Many people across Australia awoke this morning to a very different Facebook, a result of the new law requiring social media sites to compensate news sources. While both Google and Facebook campaigned against the law through self-advertisements, the decision to remove such a large amount of content from their sites appears to have blindsided many.

In response to the Federal Government’s new legislation mandating news compiling sites such as Facebook pay for the stories they distribute, the tech giant chose to instead remove large volumes of posts from news pages. 
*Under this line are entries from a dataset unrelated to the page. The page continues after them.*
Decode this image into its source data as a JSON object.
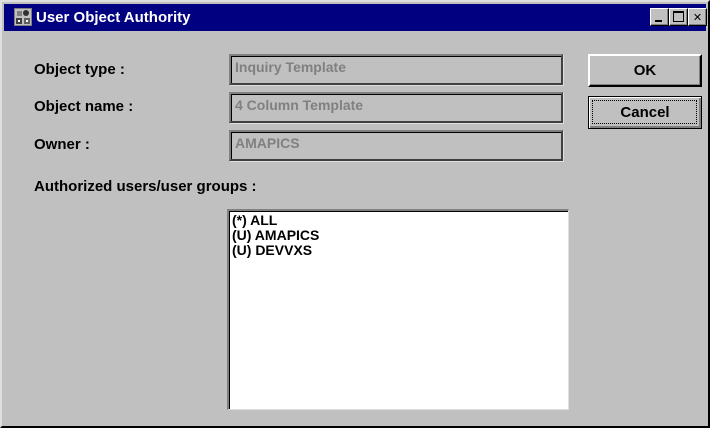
{
  "window": {
    "title": "User Object Authority"
  },
  "form": {
    "object_type_label": "Object type :",
    "object_type_value": "Inquiry Template",
    "object_name_label": "Object name :",
    "object_name_value": "4 Column Template",
    "owner_label": "Owner :",
    "owner_value": "AMAPICS",
    "authorized_label": "Authorized users/user groups :"
  },
  "authorized_users": [
    "(*) ALL",
    "(U) AMAPICS",
    "(U) DEVVXS"
  ],
  "buttons": {
    "ok_label": "OK",
    "cancel_label": "Cancel"
  },
  "icons": {
    "app": "user-object-authority-icon",
    "minimize": "minimize-icon",
    "maximize": "maximize-icon",
    "close": "close-icon"
  },
  "colors": {
    "titlebar": "#000080",
    "window_face": "#c0c0c0",
    "disabled_text": "#808080"
  }
}
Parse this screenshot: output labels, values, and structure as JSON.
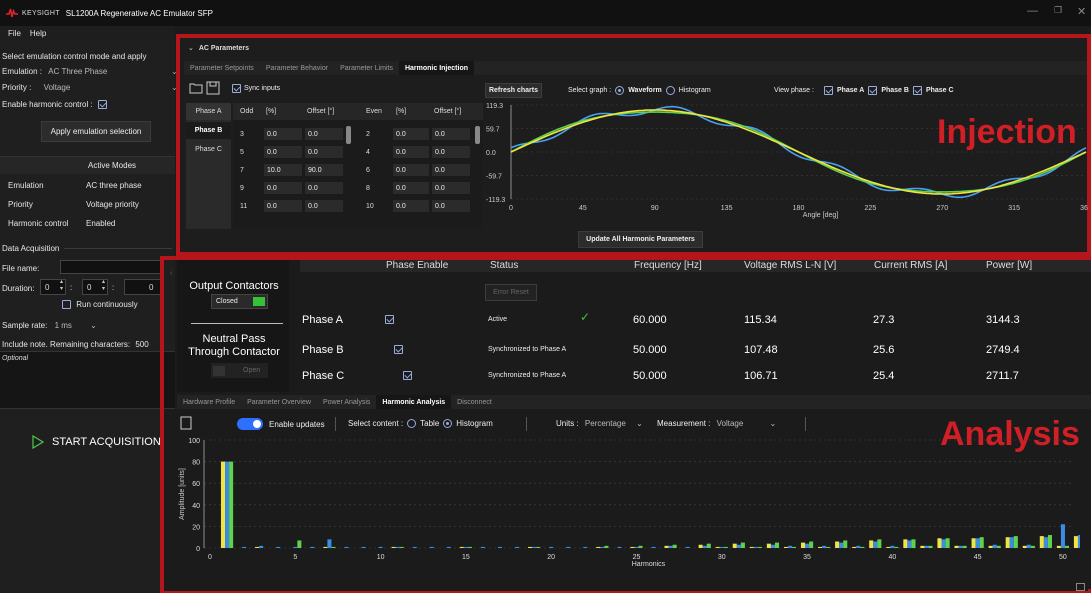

However, this decision has not merely impacted news sources. Many non-news and emergency services’ pages were affected, including the Bureau of Meteorology, ACT Health, and many rural radio and media pages such as the Fire and Rescue Service of Western Australia, preventing it from posting critical updates regarding bushfires in Western Australia. Furthermore, many charities such as the Kids Cancer Project and 1800 Respect were also prevented from posting. 

Woroni and numerous other student media platforms have also been impacted by the recent decision and are now unable to share their content on Facebook. It is unclear as to what the greater impacts of this will likely be.
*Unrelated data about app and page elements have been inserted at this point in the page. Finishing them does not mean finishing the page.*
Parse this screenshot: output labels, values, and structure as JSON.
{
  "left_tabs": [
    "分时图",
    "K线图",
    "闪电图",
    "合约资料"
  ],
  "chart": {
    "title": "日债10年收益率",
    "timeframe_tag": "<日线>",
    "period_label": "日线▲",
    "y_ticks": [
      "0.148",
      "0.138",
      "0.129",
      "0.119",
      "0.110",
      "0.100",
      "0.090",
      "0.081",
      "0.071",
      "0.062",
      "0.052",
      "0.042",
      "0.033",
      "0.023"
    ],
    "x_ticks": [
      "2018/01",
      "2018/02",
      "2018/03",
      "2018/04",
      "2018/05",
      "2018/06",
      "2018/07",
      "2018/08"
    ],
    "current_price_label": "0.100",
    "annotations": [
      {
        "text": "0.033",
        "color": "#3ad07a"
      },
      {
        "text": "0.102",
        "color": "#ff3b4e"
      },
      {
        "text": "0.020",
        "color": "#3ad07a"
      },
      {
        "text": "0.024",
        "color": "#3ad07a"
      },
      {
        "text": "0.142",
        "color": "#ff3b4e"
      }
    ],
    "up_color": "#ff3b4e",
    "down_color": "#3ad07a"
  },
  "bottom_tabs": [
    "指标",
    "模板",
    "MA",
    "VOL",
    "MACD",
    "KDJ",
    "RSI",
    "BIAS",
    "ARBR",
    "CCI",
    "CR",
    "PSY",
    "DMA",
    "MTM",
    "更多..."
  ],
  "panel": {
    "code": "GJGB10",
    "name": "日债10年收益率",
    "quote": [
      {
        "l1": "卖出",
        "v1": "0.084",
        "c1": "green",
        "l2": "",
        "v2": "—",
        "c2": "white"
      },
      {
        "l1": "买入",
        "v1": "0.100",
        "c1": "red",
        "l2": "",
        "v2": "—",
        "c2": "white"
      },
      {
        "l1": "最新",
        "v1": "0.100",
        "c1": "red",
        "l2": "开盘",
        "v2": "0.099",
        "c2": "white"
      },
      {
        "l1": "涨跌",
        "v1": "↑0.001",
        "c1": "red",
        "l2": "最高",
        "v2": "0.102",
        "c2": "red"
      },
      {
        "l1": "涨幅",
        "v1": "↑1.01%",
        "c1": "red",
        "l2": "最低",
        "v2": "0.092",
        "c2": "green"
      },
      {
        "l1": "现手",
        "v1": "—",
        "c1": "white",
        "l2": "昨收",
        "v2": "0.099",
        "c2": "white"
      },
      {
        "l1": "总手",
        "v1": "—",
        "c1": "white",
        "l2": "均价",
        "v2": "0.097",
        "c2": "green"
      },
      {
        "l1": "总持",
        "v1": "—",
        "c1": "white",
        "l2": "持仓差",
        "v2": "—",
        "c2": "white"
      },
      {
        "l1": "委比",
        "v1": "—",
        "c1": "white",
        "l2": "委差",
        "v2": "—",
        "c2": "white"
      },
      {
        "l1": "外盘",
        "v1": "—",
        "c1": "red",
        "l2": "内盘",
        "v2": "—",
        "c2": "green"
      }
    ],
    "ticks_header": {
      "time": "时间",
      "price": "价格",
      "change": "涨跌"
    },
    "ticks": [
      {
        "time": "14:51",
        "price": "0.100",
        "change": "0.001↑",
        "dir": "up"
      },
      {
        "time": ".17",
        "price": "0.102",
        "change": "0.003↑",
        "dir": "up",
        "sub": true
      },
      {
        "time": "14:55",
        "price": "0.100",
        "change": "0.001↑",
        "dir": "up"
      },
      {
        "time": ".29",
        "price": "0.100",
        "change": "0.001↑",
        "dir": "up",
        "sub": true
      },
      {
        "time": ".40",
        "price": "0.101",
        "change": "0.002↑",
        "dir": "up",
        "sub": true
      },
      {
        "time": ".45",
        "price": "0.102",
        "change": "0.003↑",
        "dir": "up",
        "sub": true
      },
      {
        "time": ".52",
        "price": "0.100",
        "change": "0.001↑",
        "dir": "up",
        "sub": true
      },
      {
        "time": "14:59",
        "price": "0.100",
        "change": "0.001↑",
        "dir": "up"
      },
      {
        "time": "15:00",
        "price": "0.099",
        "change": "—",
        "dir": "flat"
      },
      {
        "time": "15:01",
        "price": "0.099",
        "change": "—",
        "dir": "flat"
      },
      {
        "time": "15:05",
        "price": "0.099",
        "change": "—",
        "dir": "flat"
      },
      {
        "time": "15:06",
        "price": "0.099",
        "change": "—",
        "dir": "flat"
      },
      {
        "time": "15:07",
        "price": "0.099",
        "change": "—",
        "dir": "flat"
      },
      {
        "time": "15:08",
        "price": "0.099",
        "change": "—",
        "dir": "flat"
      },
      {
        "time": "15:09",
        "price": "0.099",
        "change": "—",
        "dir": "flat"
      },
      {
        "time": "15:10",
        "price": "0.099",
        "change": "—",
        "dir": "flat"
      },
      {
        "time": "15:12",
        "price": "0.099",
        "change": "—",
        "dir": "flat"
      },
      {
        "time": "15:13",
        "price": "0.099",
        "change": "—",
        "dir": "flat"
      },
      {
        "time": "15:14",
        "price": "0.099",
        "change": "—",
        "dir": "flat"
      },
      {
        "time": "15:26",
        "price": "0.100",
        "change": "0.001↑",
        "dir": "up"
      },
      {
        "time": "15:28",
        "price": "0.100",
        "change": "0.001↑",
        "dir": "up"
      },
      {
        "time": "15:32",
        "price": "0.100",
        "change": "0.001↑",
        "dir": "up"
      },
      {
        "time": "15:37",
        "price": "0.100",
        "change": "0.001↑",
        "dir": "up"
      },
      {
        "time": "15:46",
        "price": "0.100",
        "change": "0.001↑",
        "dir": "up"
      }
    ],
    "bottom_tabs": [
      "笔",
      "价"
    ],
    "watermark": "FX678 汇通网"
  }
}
Joint statements from student organisations to follow.

We acknowledge the Ngunnawal and Ngambri people, who are the Traditional Custodians of the land on which Woroni, Woroni Radio and Woroni TV are created, edited, published, printed and distributed. We pay our respects to Elders past and present. We acknowledge that the name Woroni was taken from the Wadi Wadi Nation without permission, and we are striving to do better for future reconciliation.